TASK DIRECTIONS - Lines that contain "level" are to be copied from the material, every one of them.

>>>>>

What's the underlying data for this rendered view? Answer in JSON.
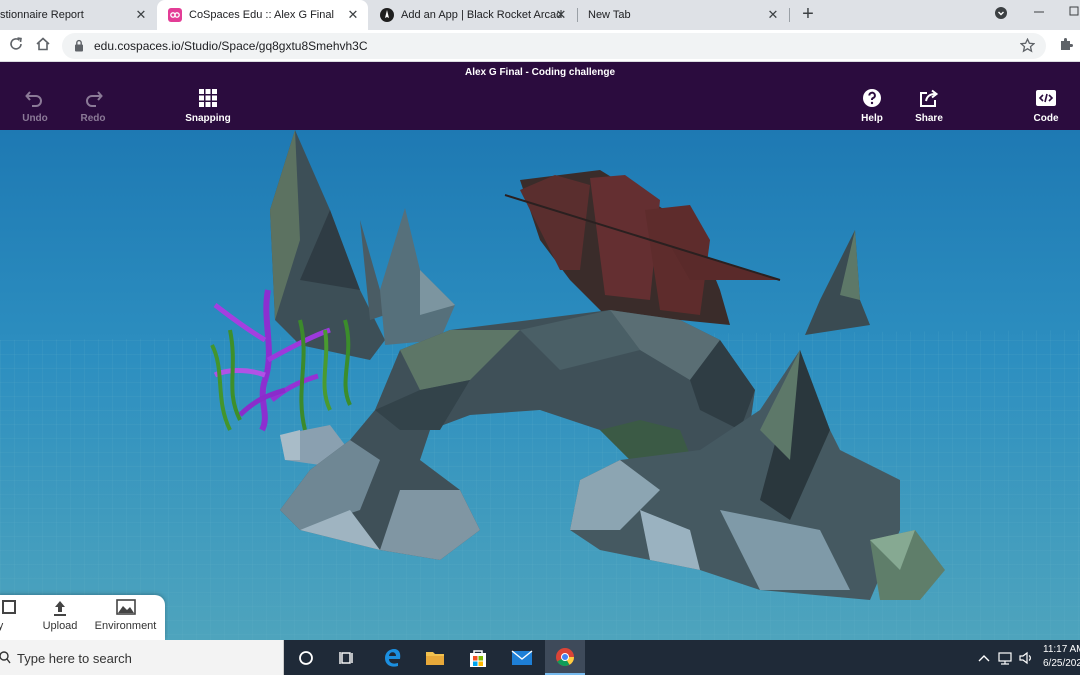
{
  "browser": {
    "tabs": [
      {
        "label": "stionnaire Report",
        "active": false
      },
      {
        "label": "CoSpaces Edu :: Alex G Final",
        "active": true
      },
      {
        "label": "Add an App | Black Rocket Arcad",
        "active": false
      },
      {
        "label": "New Tab",
        "active": false
      }
    ],
    "new_tab_glyph": "+",
    "close_glyph": "✕",
    "address": "edu.cospaces.io/Studio/Space/gq8gxtu8Smehvh3C"
  },
  "app": {
    "title": "Alex G Final - Coding challenge",
    "toolbar": {
      "undo_label": "Undo",
      "redo_label": "Redo",
      "snapping_label": "Snapping",
      "help_label": "Help",
      "share_label": "Share",
      "code_label": "Code"
    },
    "bottom_panel": {
      "library_label": "ary",
      "upload_label": "Upload",
      "environment_label": "Environment"
    }
  },
  "taskbar": {
    "search_placeholder": "Type here to search",
    "time": "11:17 AM",
    "date": "6/25/202"
  },
  "colors": {
    "header_bg": "#2b0c3e",
    "water_top": "#1e79b3",
    "water_bottom": "#4fa3bd",
    "taskbar_bg": "#1f2a38"
  }
}
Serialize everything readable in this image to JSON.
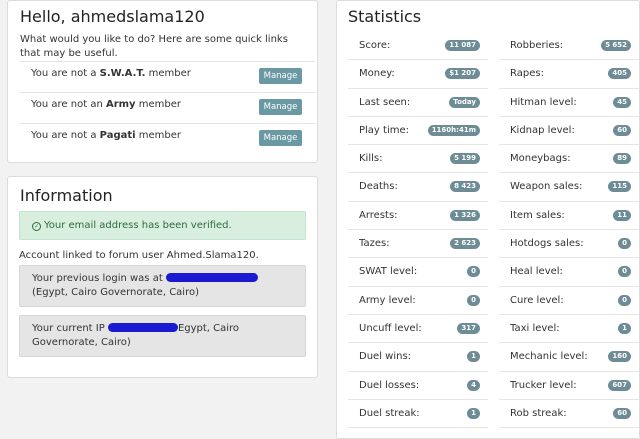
{
  "hello": {
    "title": "Hello, ahmedslama120",
    "intro": "What would you like to do? Here are some quick links that may be useful.",
    "memberships": [
      {
        "prefix": "You are not a ",
        "group": "S.W.A.T.",
        "suffix": " member",
        "button": "Manage"
      },
      {
        "prefix": "You are not an ",
        "group": "Army",
        "suffix": " member",
        "button": "Manage"
      },
      {
        "prefix": "You are not a ",
        "group": "Pagati",
        "suffix": " member",
        "button": "Manage"
      }
    ]
  },
  "info": {
    "title": "Information",
    "verified": "Your email address has been verified.",
    "linked": "Account linked to forum user Ahmed.Slama120.",
    "previous_prefix": "Your previous login was at ",
    "previous_suffix": "(Egypt, Cairo Governorate, Cairo)",
    "current_prefix": "Your current IP ",
    "current_suffix": "Egypt, Cairo Governorate, Cairo)"
  },
  "stats": {
    "title": "Statistics",
    "left": [
      {
        "label": "Score:",
        "value": "11 087"
      },
      {
        "label": "Money:",
        "value": "$1 207"
      },
      {
        "label": "Last seen:",
        "value": "Today"
      },
      {
        "label": "Play time:",
        "value": "1160h:41m"
      },
      {
        "label": "Kills:",
        "value": "5 199"
      },
      {
        "label": "Deaths:",
        "value": "8 423"
      },
      {
        "label": "Arrests:",
        "value": "1 326"
      },
      {
        "label": "Tazes:",
        "value": "2 623"
      },
      {
        "label": "SWAT level:",
        "value": "0"
      },
      {
        "label": "Army level:",
        "value": "0"
      },
      {
        "label": "Uncuff level:",
        "value": "317"
      },
      {
        "label": "Duel wins:",
        "value": "1"
      },
      {
        "label": "Duel losses:",
        "value": "4"
      },
      {
        "label": "Duel streak:",
        "value": "1"
      }
    ],
    "right": [
      {
        "label": "Robberies:",
        "value": "5 652"
      },
      {
        "label": "Rapes:",
        "value": "405"
      },
      {
        "label": "Hitman level:",
        "value": "45"
      },
      {
        "label": "Kidnap level:",
        "value": "60"
      },
      {
        "label": "Moneybags:",
        "value": "89"
      },
      {
        "label": "Weapon sales:",
        "value": "115"
      },
      {
        "label": "Item sales:",
        "value": "11"
      },
      {
        "label": "Hotdogs sales:",
        "value": "0"
      },
      {
        "label": "Heal level:",
        "value": "0"
      },
      {
        "label": "Cure level:",
        "value": "0"
      },
      {
        "label": "Taxi level:",
        "value": "1"
      },
      {
        "label": "Mechanic level:",
        "value": "160"
      },
      {
        "label": "Trucker level:",
        "value": "607"
      },
      {
        "label": "Rob streak:",
        "value": "60"
      }
    ]
  }
}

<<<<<

SOLUTION TO THE PROBLEM -
        "label": "SWAT level:",
        "label": "Army level:",
        "label": "Uncuff level:",
        "label": "Hitman level:",
        "label": "Kidnap level:",
        "label": "Heal level:",
        "label": "Cure level:",
        "label": "Taxi level:",
        "label": "Mechanic level:",
        "label": "Trucker level:",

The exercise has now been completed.